Muskrats are important to the Indigenous people of the region who harvest the animals for both food and fur. The pelts are used locally for making traditional clothing, or are sold commercially for trapping income. As aquatic herbivores and an important food source for carnivores, the presence of muskrats in wetland habitats is a sign of a healthy ecosystem.

The Peace-Athabasca Delta is one of the largest inland freshwater deltas in the world and a Wetland of International Significance (Ramsar site). 80% of the delta lies within Wood Buffalo National Park, which is a World Heritage Site. In 2011, Wood Buffalo National Park and local Indigenous communities started working together on muskrat monitoring in the Peace-Athabasca Delta in response to questions and concerns about muskrat abundance raised by traditional land users.

Why Monitor Muskrats?

Muskrats are an excellent indicator of ecosystem health because their numbers respond strongly to natural deltaic processes of flooding and drying. In the Peace-Athabasca Delta, seasonal spring flooding caused by natural ice jams on rivers during spring break-up is beneficial to the muskrats as it replenishes the wetlands where they build their houses.

One environmental concern is that these types of ice jams and floods are happening less often due to climate change and upstream flow regulation by hydro dams. As a result, some of the delta’s wetlands have either dried up or are in the process of drying up. This has reduced the amount of wetland habitat available for species such as waterfowl, shorebirds, and muskrats.

Methodology

Muskrat abundance is one indicator of wetland health in the park’s ecological monitoring program. Since 2012, annual muskrat surveys have been conducted in the Peace-Athabasca Delta by collaborative teams of local Indigenous land users and Parks Canada resource conservation staff. Members of the Mikisew Cree First Nation, Athabasca Chipewyan First Nation, and Fort Chipewyan Métis Local 125 conduct the surveys in study areas within their respective traditional territories where muskrats are known to reside.

The surveys are conducted in early winter when the muskrat houses can be reached by snowmobile. In each study basin they count the number of muskrat houses and also measure snow depth, ice thickness, and the depth of water beneath the ice.

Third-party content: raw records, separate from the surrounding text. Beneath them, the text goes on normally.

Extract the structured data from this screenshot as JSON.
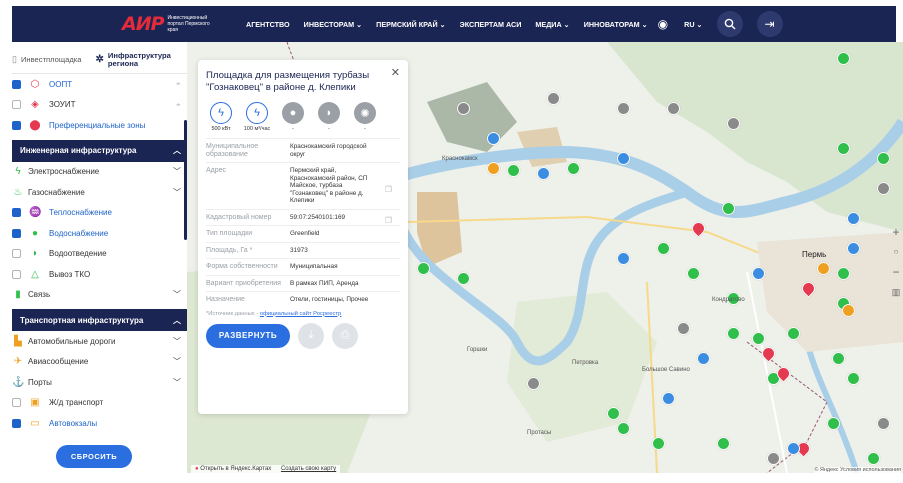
{
  "header": {
    "logo_mark": "АИР",
    "logo_text": "Инвестиционный портал Пермского края",
    "nav": [
      {
        "label": "АГЕНТСТВО"
      },
      {
        "label": "ИНВЕСТОРАМ ⌄"
      },
      {
        "label": "ПЕРМСКИЙ КРАЙ ⌄"
      },
      {
        "label": "ЭКСПЕРТАМ АСИ"
      },
      {
        "label": "МЕДИА ⌄"
      },
      {
        "label": "ИННОВАТОРАМ ⌄"
      }
    ],
    "lang": "RU ⌄"
  },
  "left_panel": {
    "tabs": [
      {
        "label": "Инвестплощадка"
      },
      {
        "label": "Инфраструктура региона"
      }
    ],
    "top_items": [
      {
        "label": "ООПТ",
        "checked": true
      },
      {
        "label": "ЗОУИТ",
        "checked": false
      },
      {
        "label": "Преференциальные зоны",
        "checked": true
      }
    ],
    "engineering": {
      "title": "Инженерная инфраструктура",
      "groups": [
        {
          "label": "Электроснабжение"
        },
        {
          "label": "Газоснабжение"
        }
      ],
      "items": [
        {
          "label": "Теплоснабжение",
          "checked": true
        },
        {
          "label": "Водоснабжение",
          "checked": true
        },
        {
          "label": "Водоотведение",
          "checked": false
        },
        {
          "label": "Вывоз ТКО",
          "checked": false
        }
      ],
      "link_group": {
        "label": "Связь"
      }
    },
    "transport": {
      "title": "Транспортная инфраструктура",
      "groups": [
        {
          "label": "Автомобильные дороги"
        },
        {
          "label": "Авиасообщение"
        },
        {
          "label": "Порты"
        }
      ],
      "items": [
        {
          "label": "Ж/д транспорт",
          "checked": false
        },
        {
          "label": "Автовокзалы",
          "checked": true
        }
      ]
    },
    "reset_label": "СБРОСИТЬ"
  },
  "card": {
    "title": "Площадка для размещения турбазы \"Гознаковец\" в районе д. Клепики",
    "utilities": [
      {
        "icon": "lightning-icon",
        "value": "500 кВт",
        "active": true
      },
      {
        "icon": "lightning-icon",
        "value": "100 м³/час",
        "active": true
      },
      {
        "icon": "drop-icon",
        "value": "-",
        "active": false
      },
      {
        "icon": "pipe-icon",
        "value": "-",
        "active": false
      },
      {
        "icon": "sun-icon",
        "value": "-",
        "active": false
      }
    ],
    "attributes": [
      {
        "key": "Муниципальное образование",
        "value": "Краснокамский городской округ"
      },
      {
        "key": "Адрес",
        "value": "Пермский край, Краснокамский район, СП Майское, турбаза \"Гознаковец\" в районе д. Клепики"
      },
      {
        "key": "Кадастровый номер",
        "value": "59:07:2540101:169"
      },
      {
        "key": "Тип площадки",
        "value": "Greenfield"
      },
      {
        "key": "Площадь, Га *",
        "value": "31973"
      },
      {
        "key": "Форма собственности",
        "value": "Муниципальная"
      },
      {
        "key": "Вариант приобретения",
        "value": "В рамках ПИП, Аренда"
      },
      {
        "key": "Назначение",
        "value": "Отели, гостиницы, Прочее"
      }
    ],
    "source_prefix": "*Источник данных - ",
    "source_link": "официальный сайт Росреестр",
    "expand_label": "РАЗВЕРНУТЬ"
  },
  "map": {
    "labels": [
      {
        "text": "Краснокамск"
      },
      {
        "text": "Пермь"
      },
      {
        "text": "Кондратово"
      },
      {
        "text": "Горшки"
      },
      {
        "text": "Протасы"
      },
      {
        "text": "Петровка"
      },
      {
        "text": "Большое Савино"
      }
    ],
    "footer_open": "Открыть в Яндекс.Картах",
    "footer_create": "Создать свою карту",
    "copyright": "© Яндекс Условия использования"
  }
}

For More Information:

Rhona Kindopp
A/ Resource Conservation Manager
Wood Buffalo National Park
rhona.kindopp@canada.ca
867-872-7932